Friday, December 31, 2010

A Day In The Life

The Beatles - A Day in the Life
(I am posting this essay by Bernard Beney, The French Philosopher who actually teaches the philosophy of rock. Bernard is a real family friend and sent this today as a gift and I have tried to translate it into my clumsy English  from his extremely elegant French)
The recording of A Day in the Life comes in the wake of the very
successful experimental recording sessions of Penny Lane and Strawberry
Fields Forever, which were initially planned for Sgt Pepper but finally released as a
single. John Paul then outdid themselves with the help of audio engineers
working with producer George Martin. This was an extremely confident period which created a special collective atmosphere of work and creation.
One morning  the four arrived in the studio and offer a song by John
they have worked to arrange, it is called In The Life Of,
John sings and plays acoustic guitar and Paul, piano. But with 3
verse and  two choruses (I'd love to turn you on) the song is considered
incomplete. They decide to record it anyway but leaving the
an emptiness where Paul then places a composition derived from his sketch of a piece...
(Woke up / Fell out of bed). But even with the inspiration of Paul, there remained
 24 measures to complete. John proposes to create a sound that would swell up in volume.
 Paul suggests using  a full symphony orchestra. Too expensive for George Martin.
Ringo is the solution: "get half of an orchestra and record it
twice. "They will ask the musicians to rise slowly from the lowest note of their instruments to the highest while slowly starting to play more and harder. In addition it was decided
use the same sound effect to end the song... Yes, but how
get that from classical musicians? You can not ask them to simply just play or improvise.That gave John the brilliant idea to distribute their paper hats and fake noses and create
an atmosphere of celebration or carnival that will break the ice.

The idea was eventually chosen to create a kind of happening and to invite
all their Swinging London friends and them asked to dress in their best Carnaby Street Outfits.  The  orchestral musicians, of course were told to wear their tuxedos. 
Assistants were sent to joke shops to buy ridiculous hats, false noses,
clown wigs, fake bald heads, legs and gorilla masks and 
tons of fake boobs. Balloons would be released to fill the space
higher in the studio.
The session is scheduled for mid-afternoon.
While the musicians confer, they party favors are distributed. They
are surprised at first and grumble, but most end up dressing up
somehow. Those who have worked with the Beatles before encourage
others. "It's alright, it's all in fun." Guests
arrive: the Stones, Marianne Faithful, Donovan, Graham Nash, etc.. and many more, including
Brian Epstein. It throws out some free riders. The four
finally arrive and rush to their guests. Conductor
Erich Gruenberg consults with George Martin and Paul, he is not sure
understand what is expected of musicians but he will try to
implement the instruction: each will play for himself, without listening to others
by performing a climb from the lowest to the highest notes. The
musicians are first appalled.

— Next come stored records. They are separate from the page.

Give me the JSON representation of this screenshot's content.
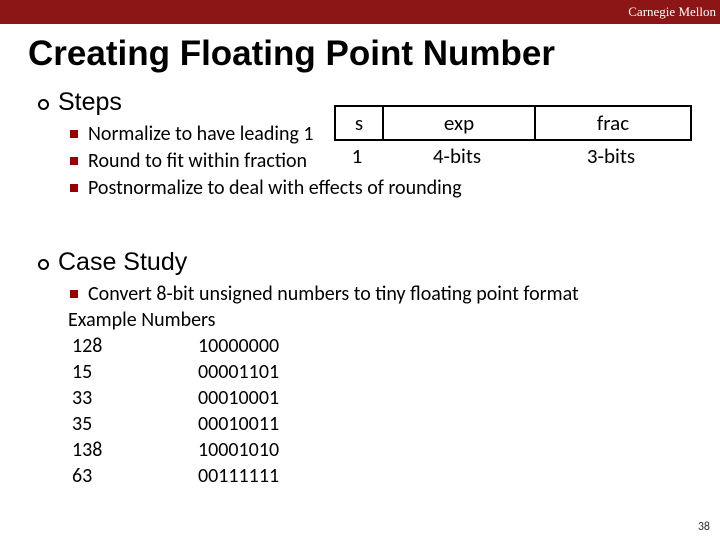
{
  "brand": "Carnegie Mellon",
  "title": "Creating Floating Point Number",
  "section1": {
    "heading": "Steps",
    "items": [
      "Normalize to have leading 1",
      "Round to fit within fraction",
      "Postnormalize to deal with effects of rounding"
    ]
  },
  "diagram": {
    "headers": {
      "s": "s",
      "exp": "exp",
      "frac": "frac"
    },
    "labels": {
      "s": "1",
      "exp": "4-bits",
      "frac": "3-bits"
    }
  },
  "section2": {
    "heading": "Case Study",
    "item": "Convert 8-bit unsigned numbers to tiny floating point format",
    "example_label": "Example Numbers",
    "rows": [
      {
        "dec": "128",
        "bin": "10000000"
      },
      {
        "dec": " 15",
        "bin": "00001101"
      },
      {
        "dec": " 33",
        "bin": "00010001"
      },
      {
        "dec": " 35",
        "bin": "00010011"
      },
      {
        "dec": "138",
        "bin": "10001010"
      },
      {
        "dec": " 63",
        "bin": "00111111"
      }
    ]
  },
  "page_number": "38"
}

George Martin and Paul spread among
musicians to clarify the situation. Start popping the balloons
on all sides. George Martin, who has the trust and  confidence of most
musicians can only tell them: "Trust me, everything will be fine."
It was decided to first "rehearse".
By half past two there will be 8 in all, Paul and George Martin
trying his hand in turn in the direction of the orchestra, but the musicians
know that each time they are recorded on separate tracks will not be erased and then carefully mixed produce the great
chromatic ascent. In the end, says Geoff Emerick, George Martin when
thanked the musicians, "Gentlemen, it's in the can," everyone
musicians, The Beatles and guests began to applaud. People in the orchestra
returned home. The studio was upside down, it stank of wine and
pot, but everyone was still there well after midnight for a
last listening experience. All still reeling from the surprise of having
experienced such a historic moment.

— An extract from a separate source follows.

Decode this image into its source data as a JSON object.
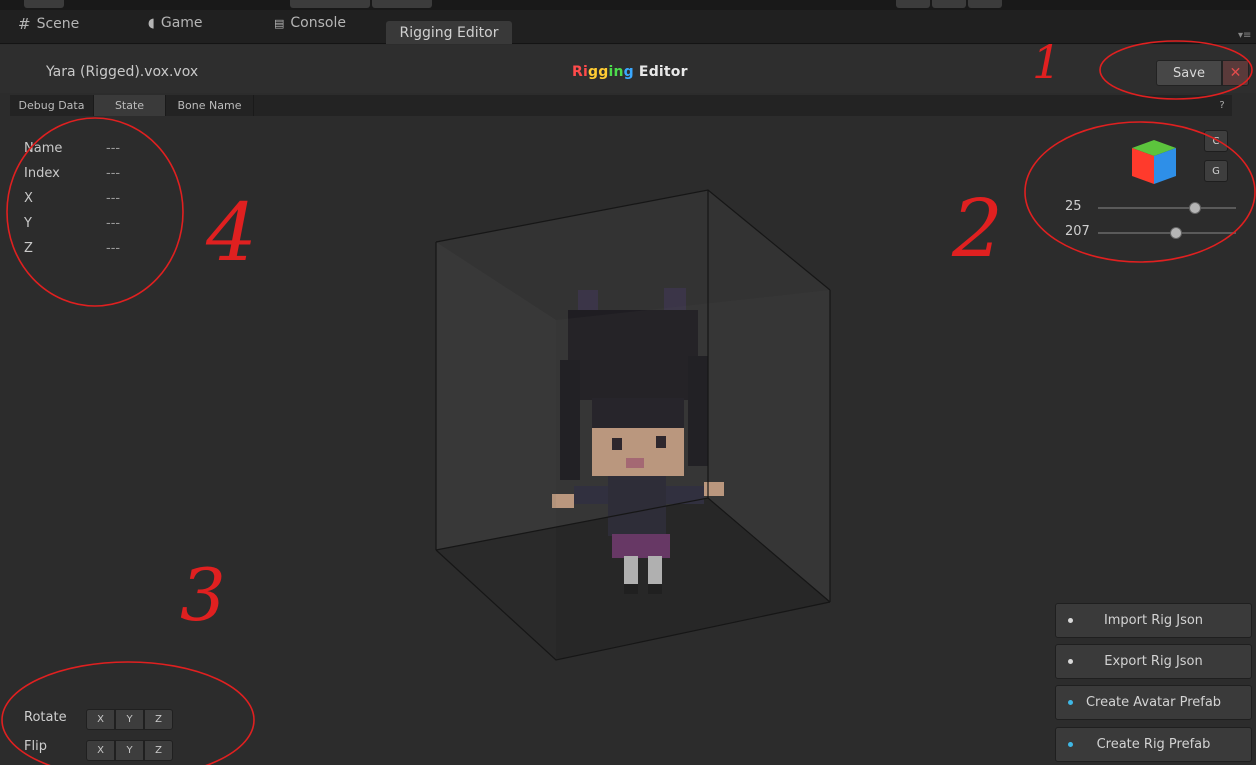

To finish the story I must say a word about the piano tuning which closes
the song and album. Two weeks after that meeting the Beatles, except
George, are back in the studio putting the finishing touches on A Day In The
Life, with, according to Paul's idea: a monstrous piano chord that would last
"Eternally". For this he had to commandeer all the pianos and
keyboards available at Abbey Road and have as many people to hit
the same chord simultaneously, then repeat this twice more
while tinkering with the  volume settings decreasing to
obtain the desired  sustain effect.

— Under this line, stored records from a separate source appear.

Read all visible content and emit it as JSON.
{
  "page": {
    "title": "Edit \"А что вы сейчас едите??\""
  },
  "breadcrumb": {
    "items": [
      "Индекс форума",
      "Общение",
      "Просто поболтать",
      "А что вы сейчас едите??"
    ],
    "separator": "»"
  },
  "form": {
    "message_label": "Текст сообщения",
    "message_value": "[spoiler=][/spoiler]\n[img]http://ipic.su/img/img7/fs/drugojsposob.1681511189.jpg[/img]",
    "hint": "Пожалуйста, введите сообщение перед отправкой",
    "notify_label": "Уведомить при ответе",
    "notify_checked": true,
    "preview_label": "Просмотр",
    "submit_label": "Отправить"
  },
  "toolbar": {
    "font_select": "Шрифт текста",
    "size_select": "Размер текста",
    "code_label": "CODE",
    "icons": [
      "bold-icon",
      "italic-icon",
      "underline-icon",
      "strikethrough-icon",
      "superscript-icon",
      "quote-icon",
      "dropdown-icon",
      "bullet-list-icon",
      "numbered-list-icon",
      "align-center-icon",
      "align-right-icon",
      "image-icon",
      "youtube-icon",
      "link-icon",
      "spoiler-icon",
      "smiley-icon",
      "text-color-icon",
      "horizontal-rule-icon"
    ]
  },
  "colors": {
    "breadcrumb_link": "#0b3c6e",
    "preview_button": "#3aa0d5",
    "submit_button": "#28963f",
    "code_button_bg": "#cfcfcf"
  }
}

This episode has fascinated me because I always believed that 
Sgt Pepper was concocted by Paul and George Martin in secret
Abbey Road studios and from audio engineers magic. Now you
see, this was not the case at all. Truly an heroic era.

(Thank you very much Bernard, and I also believe that this was a truly heroic era, a time of invention, a time of vision, when a bass player had to work his ass off to propel a song and creating new sounds was so much more epic than just sampling some one elses beats!)


Anonymous said...

I do so enjoy stories about the creative impulse made real.

Flying Junior said...

Thank you Microdot. That is nothing short of fascinating!

microdot said...
This comment has been removed by the author.